Anne Pariser, MD, Director of the NCATS’ Office of Rare Diseases Research, discusses their study examining the prevalence and medical costs of some rare diseases. 

The study, published in the Orphanet Journal of Rare Diseases, is a retrospective study which demonstrated that health care costs for people with rare diseases are three to five times greater than costs for those without rare diseases. 

The pilot study was a collaborative effort among NCATS; Eversana Life Sciences, Chicago; Oregon Health & Science University, Portland; Sanford Health, Sioux Falls, South Dakota; and a health insurer in Australia. Using International Classification of Diseases (ICD) codes, they estimated the direct medical costs for 14 rare diseases in four health care systems compared to patients of a similar age who do not have rare conditions.

The 14 rare diseases were Batten disease, Charcot Marie Tooth, cystic fibrosis, eosinophilic esophagitis, focal and segmental glomerulosclerosis, hereditary hemorrhagic telangiectasia, Lennox Gastaut syndrome, mitochondrial neurogastrointestinal encephalopathy, muscular dystrophy osteogenesis imperfecta, pheochromocytoma, sickle cell disease, Takayasu’s arteritis, and urea cycle disorder.

The NCATS data, which drew from estimates mostly from Florida Medicaid information over five years, indicated PPPY costs ranging from $4,859 to $18,994 for rare diseases patients versus $2,211 for those without a rare disease. (The amounts were even higher when examining data from Eversana healthcare – a private insurance company.)

Extrapolating to the whole population, the total yearly direct medical costs for people with rare disease is approximately $400 billion – an amount similar to the annual costs for cancer, heart failure, and Alzheimer’s disease.

One interesting observation noted by Dr. Pariser was that the cost of a patient with cystic fibrosis was similar  whether they were diagnosed early and given expensive medication (e.g., orphan drugs) but living a relatively healthy life or diagnosed later but requiring expensive medical interventions (e.g., lung transplant) with a poorer quality of life.

To keep up with our latest interviews with today’s thought leaders, follow us on Twitter @CheckRare 
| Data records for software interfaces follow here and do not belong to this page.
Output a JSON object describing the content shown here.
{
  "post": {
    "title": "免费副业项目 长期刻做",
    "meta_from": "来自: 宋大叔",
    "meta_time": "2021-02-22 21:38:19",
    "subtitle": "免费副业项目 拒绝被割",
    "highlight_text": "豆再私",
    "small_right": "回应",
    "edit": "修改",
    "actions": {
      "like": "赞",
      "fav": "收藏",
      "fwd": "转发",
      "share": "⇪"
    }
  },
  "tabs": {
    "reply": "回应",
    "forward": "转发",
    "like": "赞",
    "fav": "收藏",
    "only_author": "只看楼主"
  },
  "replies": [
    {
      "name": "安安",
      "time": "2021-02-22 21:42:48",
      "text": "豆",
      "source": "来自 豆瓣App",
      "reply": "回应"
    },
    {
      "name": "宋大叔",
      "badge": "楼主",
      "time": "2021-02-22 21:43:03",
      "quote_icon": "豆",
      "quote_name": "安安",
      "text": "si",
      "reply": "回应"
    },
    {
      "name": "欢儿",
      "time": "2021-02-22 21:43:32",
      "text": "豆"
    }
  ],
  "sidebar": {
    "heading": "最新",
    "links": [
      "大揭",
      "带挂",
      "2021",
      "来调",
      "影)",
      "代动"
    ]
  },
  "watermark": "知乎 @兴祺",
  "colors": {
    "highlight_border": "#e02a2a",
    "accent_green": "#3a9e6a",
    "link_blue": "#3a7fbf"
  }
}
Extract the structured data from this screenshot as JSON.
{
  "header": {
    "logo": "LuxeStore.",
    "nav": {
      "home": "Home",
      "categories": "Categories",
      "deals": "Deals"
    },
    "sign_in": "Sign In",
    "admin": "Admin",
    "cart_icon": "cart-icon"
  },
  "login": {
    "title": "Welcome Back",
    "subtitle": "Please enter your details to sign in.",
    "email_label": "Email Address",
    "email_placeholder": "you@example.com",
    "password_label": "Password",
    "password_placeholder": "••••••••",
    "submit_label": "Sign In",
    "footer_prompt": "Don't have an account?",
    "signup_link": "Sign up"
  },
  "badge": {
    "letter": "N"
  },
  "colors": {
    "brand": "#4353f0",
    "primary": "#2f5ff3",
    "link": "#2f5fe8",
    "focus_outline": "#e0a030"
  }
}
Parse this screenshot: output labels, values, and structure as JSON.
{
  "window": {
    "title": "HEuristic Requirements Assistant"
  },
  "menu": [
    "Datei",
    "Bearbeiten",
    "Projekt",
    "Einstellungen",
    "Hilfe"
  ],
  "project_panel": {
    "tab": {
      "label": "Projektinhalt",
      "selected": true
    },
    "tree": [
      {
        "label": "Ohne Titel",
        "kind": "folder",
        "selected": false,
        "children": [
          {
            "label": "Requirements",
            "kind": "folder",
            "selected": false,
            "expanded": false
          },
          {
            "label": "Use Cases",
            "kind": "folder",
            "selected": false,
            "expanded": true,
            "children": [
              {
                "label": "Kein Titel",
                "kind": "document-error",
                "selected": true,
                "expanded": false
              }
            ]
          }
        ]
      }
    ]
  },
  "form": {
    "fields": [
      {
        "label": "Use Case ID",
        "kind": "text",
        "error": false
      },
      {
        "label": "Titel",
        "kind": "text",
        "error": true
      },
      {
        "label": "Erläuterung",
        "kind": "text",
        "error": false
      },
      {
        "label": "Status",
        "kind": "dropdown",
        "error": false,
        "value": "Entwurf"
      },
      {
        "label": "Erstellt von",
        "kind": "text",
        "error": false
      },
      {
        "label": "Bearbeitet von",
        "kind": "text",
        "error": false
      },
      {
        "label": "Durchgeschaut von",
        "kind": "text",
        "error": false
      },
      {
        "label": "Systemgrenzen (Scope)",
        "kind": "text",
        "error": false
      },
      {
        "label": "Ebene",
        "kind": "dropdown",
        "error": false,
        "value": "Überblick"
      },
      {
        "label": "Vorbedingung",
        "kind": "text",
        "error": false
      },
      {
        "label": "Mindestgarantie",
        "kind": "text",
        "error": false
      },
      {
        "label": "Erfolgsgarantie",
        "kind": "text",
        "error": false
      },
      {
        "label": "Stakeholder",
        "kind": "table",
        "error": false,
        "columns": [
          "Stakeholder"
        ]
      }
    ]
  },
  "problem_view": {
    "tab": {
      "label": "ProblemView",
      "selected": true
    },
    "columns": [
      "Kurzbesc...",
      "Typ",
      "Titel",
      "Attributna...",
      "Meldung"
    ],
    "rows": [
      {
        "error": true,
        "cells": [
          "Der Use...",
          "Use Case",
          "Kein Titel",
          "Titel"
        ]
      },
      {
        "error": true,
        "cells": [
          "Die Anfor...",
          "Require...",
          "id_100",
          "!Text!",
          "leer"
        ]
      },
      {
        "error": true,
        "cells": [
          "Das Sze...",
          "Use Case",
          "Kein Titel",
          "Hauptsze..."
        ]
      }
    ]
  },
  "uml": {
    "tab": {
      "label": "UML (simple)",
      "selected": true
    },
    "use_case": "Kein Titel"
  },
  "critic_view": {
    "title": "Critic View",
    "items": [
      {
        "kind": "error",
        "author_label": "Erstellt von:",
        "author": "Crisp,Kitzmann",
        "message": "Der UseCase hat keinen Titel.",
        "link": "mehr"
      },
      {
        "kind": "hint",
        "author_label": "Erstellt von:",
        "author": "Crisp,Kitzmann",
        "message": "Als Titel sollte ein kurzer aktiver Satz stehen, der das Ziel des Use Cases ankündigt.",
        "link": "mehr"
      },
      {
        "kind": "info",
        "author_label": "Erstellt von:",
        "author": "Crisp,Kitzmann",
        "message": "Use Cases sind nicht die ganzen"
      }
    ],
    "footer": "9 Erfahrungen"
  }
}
Tisdale A, Cutillo CM, Nathan R et al. The IDeaS initiative: pilot study to assess the impact of rare diseases on patients and healthcare systems. Orphanet J Rare Dis 2021; 16: 429.